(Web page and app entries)
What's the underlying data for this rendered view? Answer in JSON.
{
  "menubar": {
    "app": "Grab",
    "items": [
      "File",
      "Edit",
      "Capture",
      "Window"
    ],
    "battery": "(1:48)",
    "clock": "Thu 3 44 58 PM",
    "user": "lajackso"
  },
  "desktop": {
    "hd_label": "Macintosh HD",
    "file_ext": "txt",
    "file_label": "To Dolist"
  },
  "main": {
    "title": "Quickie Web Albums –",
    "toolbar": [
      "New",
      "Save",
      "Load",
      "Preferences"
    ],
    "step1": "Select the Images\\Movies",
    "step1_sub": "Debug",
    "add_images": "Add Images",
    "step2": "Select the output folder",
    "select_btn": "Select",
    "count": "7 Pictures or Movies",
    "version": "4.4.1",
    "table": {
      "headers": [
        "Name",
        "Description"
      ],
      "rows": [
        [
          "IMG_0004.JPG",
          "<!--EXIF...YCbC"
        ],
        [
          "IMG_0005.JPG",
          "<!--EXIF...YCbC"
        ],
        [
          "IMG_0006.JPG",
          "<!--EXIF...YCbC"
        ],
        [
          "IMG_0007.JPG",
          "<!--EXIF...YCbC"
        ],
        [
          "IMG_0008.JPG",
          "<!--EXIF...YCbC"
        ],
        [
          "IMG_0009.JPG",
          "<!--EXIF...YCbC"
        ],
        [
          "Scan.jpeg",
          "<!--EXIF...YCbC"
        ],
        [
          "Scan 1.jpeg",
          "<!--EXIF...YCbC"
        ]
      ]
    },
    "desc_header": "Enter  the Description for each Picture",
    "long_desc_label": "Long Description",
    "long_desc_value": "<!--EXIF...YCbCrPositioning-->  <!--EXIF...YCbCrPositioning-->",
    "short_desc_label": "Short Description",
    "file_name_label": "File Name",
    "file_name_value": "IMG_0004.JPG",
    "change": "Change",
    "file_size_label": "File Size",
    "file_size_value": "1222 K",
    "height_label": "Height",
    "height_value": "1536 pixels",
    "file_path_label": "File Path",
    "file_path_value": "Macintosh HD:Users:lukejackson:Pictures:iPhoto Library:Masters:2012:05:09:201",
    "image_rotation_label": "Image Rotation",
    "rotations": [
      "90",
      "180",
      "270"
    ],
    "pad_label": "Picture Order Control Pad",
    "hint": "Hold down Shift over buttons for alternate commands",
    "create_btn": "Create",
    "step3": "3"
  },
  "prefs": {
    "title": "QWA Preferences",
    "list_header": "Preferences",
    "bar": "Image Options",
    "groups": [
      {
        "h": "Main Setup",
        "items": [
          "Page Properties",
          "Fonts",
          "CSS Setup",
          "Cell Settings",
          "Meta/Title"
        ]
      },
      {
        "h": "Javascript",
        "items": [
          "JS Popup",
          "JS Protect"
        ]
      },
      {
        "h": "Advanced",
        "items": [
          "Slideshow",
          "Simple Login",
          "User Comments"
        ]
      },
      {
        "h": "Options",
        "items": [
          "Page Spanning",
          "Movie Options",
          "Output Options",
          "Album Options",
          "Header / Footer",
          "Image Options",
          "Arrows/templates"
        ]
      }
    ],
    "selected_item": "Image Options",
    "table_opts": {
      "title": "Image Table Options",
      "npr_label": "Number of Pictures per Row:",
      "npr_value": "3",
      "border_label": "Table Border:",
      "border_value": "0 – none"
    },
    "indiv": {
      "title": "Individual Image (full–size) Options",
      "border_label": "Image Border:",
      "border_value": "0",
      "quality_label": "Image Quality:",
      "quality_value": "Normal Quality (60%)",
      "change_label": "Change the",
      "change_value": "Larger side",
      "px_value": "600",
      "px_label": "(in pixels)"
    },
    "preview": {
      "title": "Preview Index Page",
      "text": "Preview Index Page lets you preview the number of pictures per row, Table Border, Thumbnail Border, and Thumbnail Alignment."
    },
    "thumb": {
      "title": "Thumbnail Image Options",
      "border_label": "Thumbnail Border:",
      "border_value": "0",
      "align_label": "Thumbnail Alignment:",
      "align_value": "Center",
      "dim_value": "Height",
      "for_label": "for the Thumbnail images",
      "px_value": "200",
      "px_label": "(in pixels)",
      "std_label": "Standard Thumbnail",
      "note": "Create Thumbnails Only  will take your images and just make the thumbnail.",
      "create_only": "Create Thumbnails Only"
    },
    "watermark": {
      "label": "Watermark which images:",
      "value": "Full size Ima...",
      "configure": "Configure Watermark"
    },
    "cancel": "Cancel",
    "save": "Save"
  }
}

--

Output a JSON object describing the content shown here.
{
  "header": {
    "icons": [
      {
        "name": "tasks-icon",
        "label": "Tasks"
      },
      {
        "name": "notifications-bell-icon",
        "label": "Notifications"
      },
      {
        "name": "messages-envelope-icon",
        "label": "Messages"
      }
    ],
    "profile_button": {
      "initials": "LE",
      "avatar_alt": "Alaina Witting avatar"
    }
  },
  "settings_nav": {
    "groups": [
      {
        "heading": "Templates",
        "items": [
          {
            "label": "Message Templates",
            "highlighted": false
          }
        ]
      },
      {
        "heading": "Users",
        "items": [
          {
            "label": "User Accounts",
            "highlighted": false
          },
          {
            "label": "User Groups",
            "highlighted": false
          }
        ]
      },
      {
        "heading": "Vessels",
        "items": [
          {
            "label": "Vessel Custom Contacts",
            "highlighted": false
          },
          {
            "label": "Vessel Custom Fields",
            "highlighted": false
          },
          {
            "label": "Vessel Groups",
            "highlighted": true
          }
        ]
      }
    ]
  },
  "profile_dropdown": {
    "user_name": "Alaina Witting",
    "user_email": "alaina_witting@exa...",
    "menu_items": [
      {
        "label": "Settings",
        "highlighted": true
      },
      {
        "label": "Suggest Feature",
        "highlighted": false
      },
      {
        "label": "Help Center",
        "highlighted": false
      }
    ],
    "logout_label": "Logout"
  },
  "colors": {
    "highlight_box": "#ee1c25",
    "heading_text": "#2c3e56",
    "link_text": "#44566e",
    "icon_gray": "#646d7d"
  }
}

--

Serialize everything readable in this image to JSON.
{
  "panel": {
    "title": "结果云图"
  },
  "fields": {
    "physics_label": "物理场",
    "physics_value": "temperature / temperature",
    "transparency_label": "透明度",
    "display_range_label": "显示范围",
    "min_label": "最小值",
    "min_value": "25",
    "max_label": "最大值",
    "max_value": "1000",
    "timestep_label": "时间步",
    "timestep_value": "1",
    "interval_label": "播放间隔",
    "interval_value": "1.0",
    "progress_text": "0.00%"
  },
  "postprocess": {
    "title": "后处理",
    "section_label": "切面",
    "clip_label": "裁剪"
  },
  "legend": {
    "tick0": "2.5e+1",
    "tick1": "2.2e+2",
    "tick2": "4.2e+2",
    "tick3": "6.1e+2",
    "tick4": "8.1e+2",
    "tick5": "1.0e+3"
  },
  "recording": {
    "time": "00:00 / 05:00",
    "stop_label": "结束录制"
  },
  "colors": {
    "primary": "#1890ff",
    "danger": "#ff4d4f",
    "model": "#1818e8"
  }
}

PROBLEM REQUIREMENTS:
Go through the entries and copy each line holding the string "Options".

ANSWER BOX:
    "bar": "Image Options",
        "h": "Options",
          "Movie Options",
          "Output Options",
          "Album Options",
          "Image Options",
    "selected_item": "Image Options",
      "title": "Image Table Options",
      "title": "Individual Image (full–size) Options",
      "title": "Thumbnail Image Options",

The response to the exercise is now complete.